</a>
<figcaption></figcaption>
</figure>
<h3 id="and-what-if-i-am-interested-in-set-theory">And what if I am interested in set theory?</h3>
<ul>
<li><a href="https://www.scottaaronson.com/democritus/lec2.html">very basic intro</a></li>
<li><a href="https://ests.files.wordpress.com/2016/01/note1.pdf">THE FIVE WH’S OF SET THEORY (AND A BIT MORE)</a></li>
<li>More resources on <a href="https://github.com/rossant/awesome-math#foundations-of-mathematics">awesome-math</a></li>
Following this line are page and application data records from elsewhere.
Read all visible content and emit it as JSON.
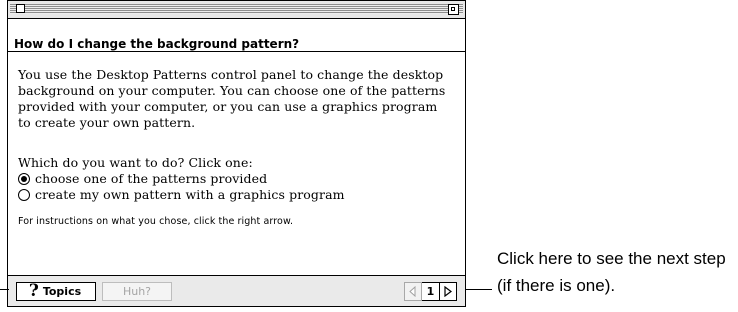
{
  "window": {
    "question": "How do I change the background pattern?",
    "paragraph": "You use the Desktop Patterns control panel to change the desktop background on your computer. You can choose one of the patterns provided with your computer, or you can use a graphics program to create your own pattern.",
    "prompt": "Which do you want to do? Click one:",
    "options": [
      {
        "label": "choose one of the patterns provided",
        "selected": true
      },
      {
        "label": "create my own pattern with a graphics program",
        "selected": false
      }
    ],
    "instructions": "For instructions on what you chose, click the right arrow.",
    "bottom_bar": {
      "topics_icon": "?",
      "topics_label": "Topics",
      "huh_label": "Huh?",
      "page_number": "1",
      "prev_arrow_icon": "left-arrow-icon",
      "next_arrow_icon": "right-arrow-icon"
    }
  },
  "callout": {
    "text": "Click here to see the next step (if there is one)."
  }
}
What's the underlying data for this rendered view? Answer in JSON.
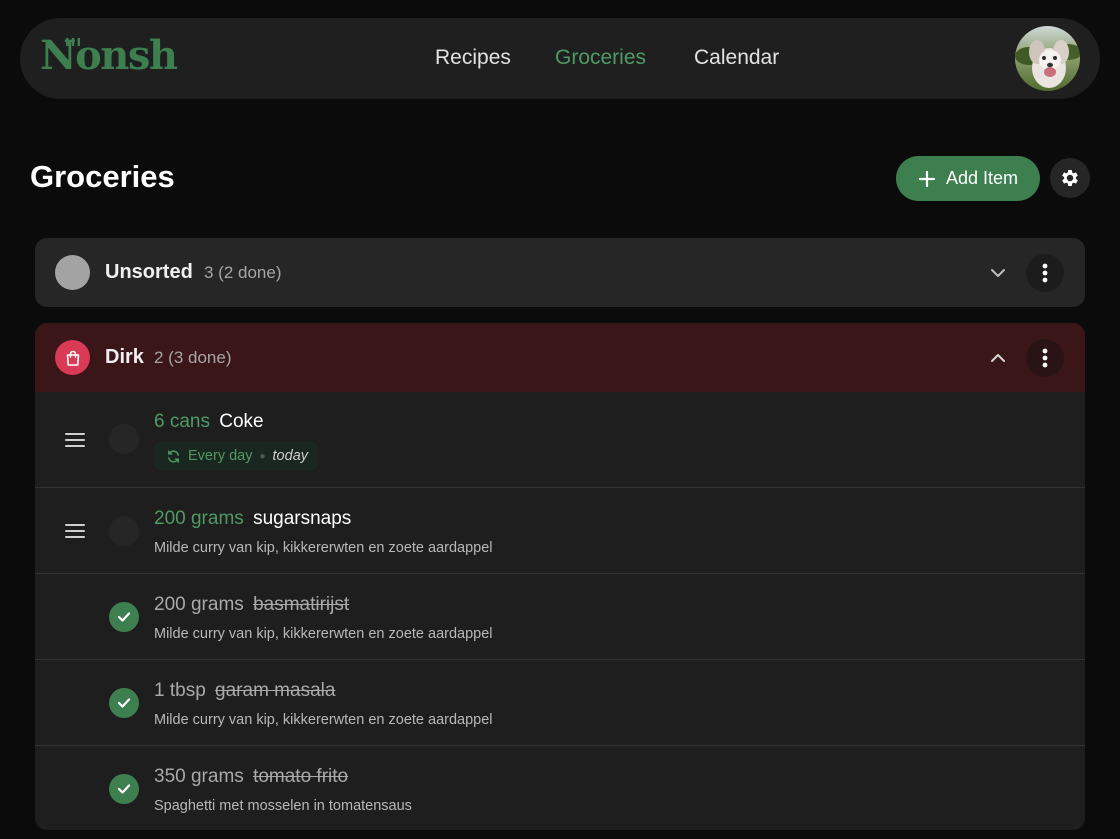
{
  "app": {
    "logo_text": "Nonsh"
  },
  "nav": {
    "items": [
      {
        "label": "Recipes",
        "active": false
      },
      {
        "label": "Groceries",
        "active": true
      },
      {
        "label": "Calendar",
        "active": false
      }
    ]
  },
  "page": {
    "title": "Groceries",
    "add_label": "Add Item"
  },
  "stores": [
    {
      "name": "Unsorted",
      "count": "3 (2 done)",
      "expanded": false,
      "color": "#a3a3a3"
    },
    {
      "name": "Dirk",
      "count": "2 (3 done)",
      "expanded": true,
      "color": "#d93a55"
    }
  ],
  "items": [
    {
      "qty": "6 cans",
      "name": "Coke",
      "done": false,
      "recurrence": "Every day",
      "next": "today"
    },
    {
      "qty": "200 grams",
      "name": "sugarsnaps",
      "done": false,
      "recipe": "Milde curry van kip, kikkererwten en zoete aardappel"
    },
    {
      "qty": "200 grams",
      "name": "basmatirijst",
      "done": true,
      "recipe": "Milde curry van kip, kikkererwten en zoete aardappel"
    },
    {
      "qty": "1 tbsp",
      "name": "garam masala",
      "done": true,
      "recipe": "Milde curry van kip, kikkererwten en zoete aardappel"
    },
    {
      "qty": "350 grams",
      "name": "tomato frito",
      "done": true,
      "recipe": "Spaghetti met mosselen in tomatensaus"
    }
  ],
  "colors": {
    "accent": "#3d7f4f",
    "accent_text": "#4f9a63",
    "dirk_bg": "#3a1619"
  }
}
</ul>Sina Hazratpourwith focus on the philosophical concerns of the 21st century mathematics